Forming an ethnographic set of great value, we find small functional buildings such as granaries, porches, mills, fountains, a beautiful dovecote and the homes of farmers. Hórreos or trojes, as these Galician granaries are called, constitute in themselves a historical-artistic heritage and are protected by Galicia’s Cultural Heritage Law. These constructions were intended for the storage of corn and other foodstuffs. Its pillars are supported by round bases in order to avoid humidity coming from the ground and to prevent mice and other animals from reaching the products. The walls with slatted shelves keep stored food well ventilated and allow for drying, preserving them in a state perfect for consumption. The granaries of the Allo are excellently conserved and make up a bucolic landscape with the green meadow as their backdrop.

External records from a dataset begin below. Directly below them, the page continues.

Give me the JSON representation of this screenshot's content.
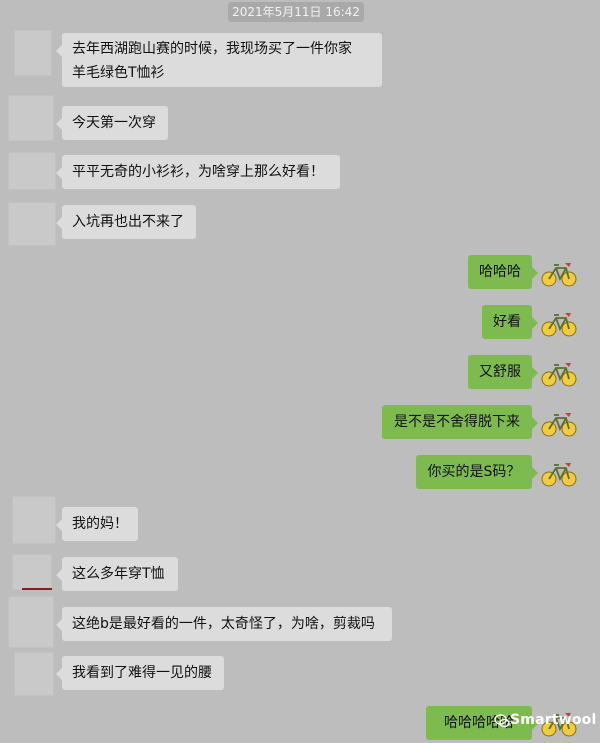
{
  "timestamp": "2021年5月11日 16:42",
  "messages_in": [
    {
      "line1": "去年西湖跑山赛的时候，我现场买了一件你家",
      "line2": "羊毛绿色T恤衫"
    },
    {
      "text": "今天第一次穿"
    },
    {
      "text": "平平无奇的小衫衫，为啥穿上那么好看！"
    },
    {
      "text": "入坑再也出不来了"
    },
    {
      "text": "我的妈！"
    },
    {
      "text": "这么多年穿T恤"
    },
    {
      "text": "这绝b是最好看的一件，太奇怪了，为啥，剪裁吗"
    },
    {
      "text": "我看到了难得一见的腰"
    }
  ],
  "messages_out": [
    {
      "text": "哈哈哈"
    },
    {
      "text": "好看"
    },
    {
      "text": "又舒服"
    },
    {
      "text": "是不是不舍得脱下来"
    },
    {
      "text": "你买的是S码？"
    },
    {
      "text": "哈哈哈哈哈"
    }
  ],
  "watermark": "Smartwool",
  "colors": {
    "background": "#bdbdbd",
    "incoming_bubble": "#dcdcdc",
    "outgoing_bubble": "#7dbb4f",
    "avatar_placeholder": "#c9c9c9"
  },
  "icons": {
    "outgoing_avatar": "bicycle-icon",
    "watermark_logo": "wechat-icon"
  }
}
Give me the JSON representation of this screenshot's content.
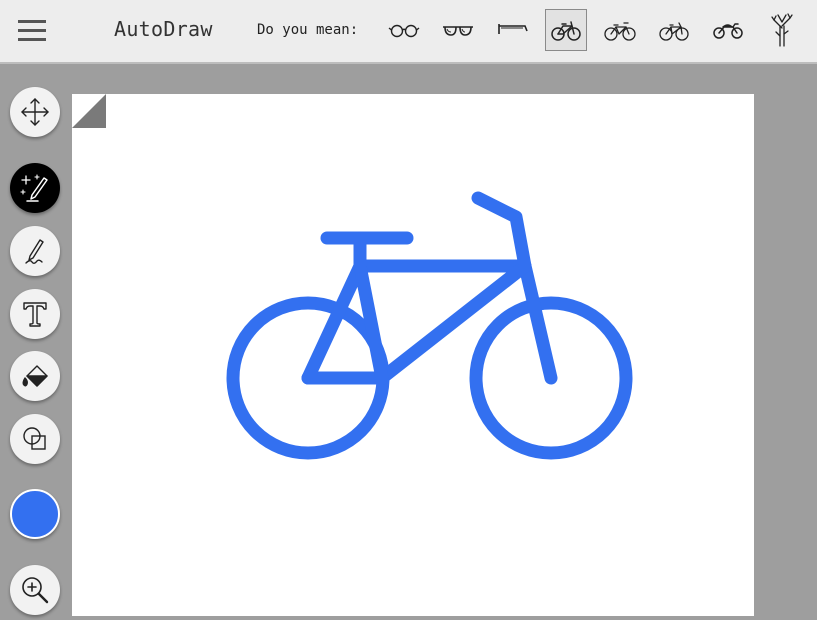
{
  "header": {
    "title": "AutoDraw",
    "prompt": "Do you mean:",
    "suggestions": [
      {
        "name": "glasses",
        "icon": "glasses-icon",
        "selected": false
      },
      {
        "name": "sunglasses",
        "icon": "sunglasses-icon",
        "selected": false
      },
      {
        "name": "eyeglasses side",
        "icon": "eyeglasses-side-icon",
        "selected": false
      },
      {
        "name": "bicycle",
        "icon": "bicycle-icon",
        "selected": true
      },
      {
        "name": "bicycle 2",
        "icon": "bicycle-icon",
        "selected": false
      },
      {
        "name": "bicycle 3",
        "icon": "bicycle-icon",
        "selected": false
      },
      {
        "name": "motorcycle",
        "icon": "motorcycle-icon",
        "selected": false
      },
      {
        "name": "tree",
        "icon": "tree-icon",
        "selected": false
      }
    ]
  },
  "toolbar": {
    "tools": [
      {
        "name": "select",
        "icon": "move-arrows-icon",
        "active": false
      },
      {
        "name": "autodraw",
        "icon": "autodraw-sparkle-pencil-icon",
        "active": true
      },
      {
        "name": "draw",
        "icon": "pencil-icon",
        "active": false
      },
      {
        "name": "type",
        "icon": "text-t-icon",
        "active": false
      },
      {
        "name": "fill",
        "icon": "paint-bucket-icon",
        "active": false
      },
      {
        "name": "shape",
        "icon": "shapes-icon",
        "active": false
      },
      {
        "name": "zoom",
        "icon": "zoom-in-icon",
        "active": false
      }
    ],
    "current_color": "#3370f0"
  },
  "canvas": {
    "drawing": "bicycle",
    "stroke_color": "#3370f0"
  },
  "colors": {
    "accent": "#3370f0",
    "topbar": "#ededed",
    "workspace": "#9e9e9e"
  }
}
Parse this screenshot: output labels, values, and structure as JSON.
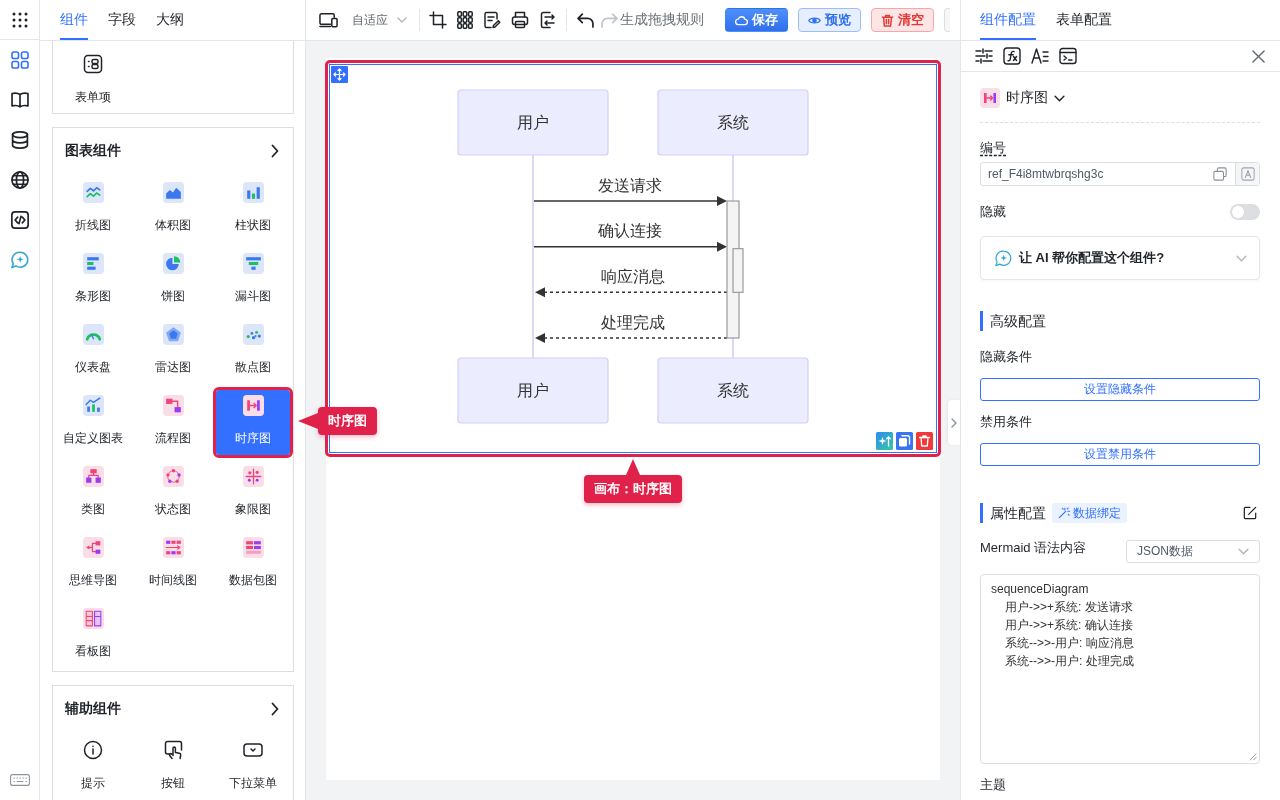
{
  "rail": {
    "items": [
      {
        "selected": true
      },
      {
        "selected": false
      },
      {
        "selected": false
      },
      {
        "selected": false
      },
      {
        "selected": false
      },
      {
        "selected": false
      }
    ]
  },
  "left_panel": {
    "tabs": [
      {
        "label": "组件",
        "selected": true
      },
      {
        "label": "字段",
        "selected": false
      },
      {
        "label": "大纲",
        "selected": false
      }
    ],
    "sections": [
      {
        "items": [
          {
            "label": "表单项",
            "selected": false
          }
        ]
      },
      {
        "title": "图表组件",
        "items": [
          {
            "label": "折线图",
            "selected": false
          },
          {
            "label": "体积图",
            "selected": false
          },
          {
            "label": "柱状图",
            "selected": false
          },
          {
            "label": "条形图",
            "selected": false
          },
          {
            "label": "饼图",
            "selected": false
          },
          {
            "label": "漏斗图",
            "selected": false
          },
          {
            "label": "仪表盘",
            "selected": false
          },
          {
            "label": "雷达图",
            "selected": false
          },
          {
            "label": "散点图",
            "selected": false
          },
          {
            "label": "自定义图表",
            "selected": false
          },
          {
            "label": "流程图",
            "selected": false
          },
          {
            "label": "时序图",
            "selected": true
          },
          {
            "label": "类图",
            "selected": false
          },
          {
            "label": "状态图",
            "selected": false
          },
          {
            "label": "象限图",
            "selected": false
          },
          {
            "label": "思维导图",
            "selected": false
          },
          {
            "label": "时间线图",
            "selected": false
          },
          {
            "label": "数据包图",
            "selected": false
          },
          {
            "label": "看板图",
            "selected": false
          }
        ]
      },
      {
        "title": "辅助组件",
        "items": [
          {
            "label": "提示",
            "selected": false
          },
          {
            "label": "按钮",
            "selected": false
          },
          {
            "label": "下拉菜单",
            "selected": false
          }
        ]
      }
    ]
  },
  "toolbar": {
    "layout_select": "自适应",
    "undo": {
      "disabled": false
    },
    "redo": {
      "disabled": true
    },
    "rule_button": "生成拖拽规则",
    "buttons": [
      {
        "label": "保存",
        "kind": "primary"
      },
      {
        "label": "预览",
        "kind": "secondary"
      },
      {
        "label": "清空",
        "kind": "danger"
      }
    ]
  },
  "canvas": {
    "component": {
      "selected": true,
      "top_participants": [
        "用户",
        "系统"
      ],
      "messages": [
        {
          "text": "发送请求",
          "kind": "request"
        },
        {
          "text": "确认连接",
          "kind": "request"
        },
        {
          "text": "响应消息",
          "kind": "reply"
        },
        {
          "text": "处理完成",
          "kind": "reply"
        }
      ],
      "bottom_participants": [
        "用户",
        "系统"
      ]
    }
  },
  "annotations": [
    {
      "text": "时序图",
      "kind": "left"
    },
    {
      "text": "画布：时序图",
      "kind": "up"
    }
  ],
  "config_panel": {
    "tabs": [
      {
        "label": "组件配置",
        "selected": true
      },
      {
        "label": "表单配置",
        "selected": false
      }
    ],
    "component_type": "时序图",
    "id_field": {
      "label": "编号",
      "value": "ref_F4i8mtwbrqshg3c"
    },
    "hidden": {
      "label": "隐藏",
      "on": false
    },
    "ai_helper": {
      "text": "让 AI 帮你配置这个组件?",
      "expanded": false
    },
    "advanced": {
      "title": "高级配置",
      "conditions": [
        {
          "label": "隐藏条件",
          "button": "设置隐藏条件"
        },
        {
          "label": "禁用条件",
          "button": "设置禁用条件"
        }
      ]
    },
    "properties": {
      "title": "属性配置",
      "binding_tag": "数据绑定",
      "syntax_label": "Mermaid 语法内容",
      "source_select": "JSON数据",
      "code": [
        {
          "text": "sequenceDiagram",
          "children": [
            {
              "text": "用户->>+系统: 发送请求"
            },
            {
              "text": "用户->>+系统: 确认连接"
            },
            {
              "text": "系统-->>-用户: 响应消息"
            },
            {
              "text": "系统-->>-用户: 处理完成"
            }
          ]
        }
      ]
    },
    "theme_label": "主题"
  }
}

Near the Galician granaries we find the Fountain of the Rooster, ‘Fuente del Gallo’ or ‘del Picho,’ a small stone spout of water at the door of the Pazo do Allo. This fountain, named after the figure of the rooster carved in granite at its head, is in fact the endpoint of a hydraulic circuit that stretches the perimeter of the farm of the Torres do Allo, crossing gardens and patios. Its construction is possibly modern since we can observe the use of a granary’s masonry to give form to the structure.


To this day, In the immediate vicinity of the Pazo do Allo there still remains a magnificent dovecote with a circular floor plan. Formerly, in Vilar de Francos, the land of the Riobóo’s ancestors, there had already been an important dovecote of similar characteristics. Constructions of this type were a sign of Galician nobility—having a dovecote on one’s land was an exclusive right of manor houses, the aristocracy or of ecclesiastical orders—and were common to 16th century Galician stately homes. As the saying goes: If there’s a dovecote, chapel and cypress, then it’s a manor house.”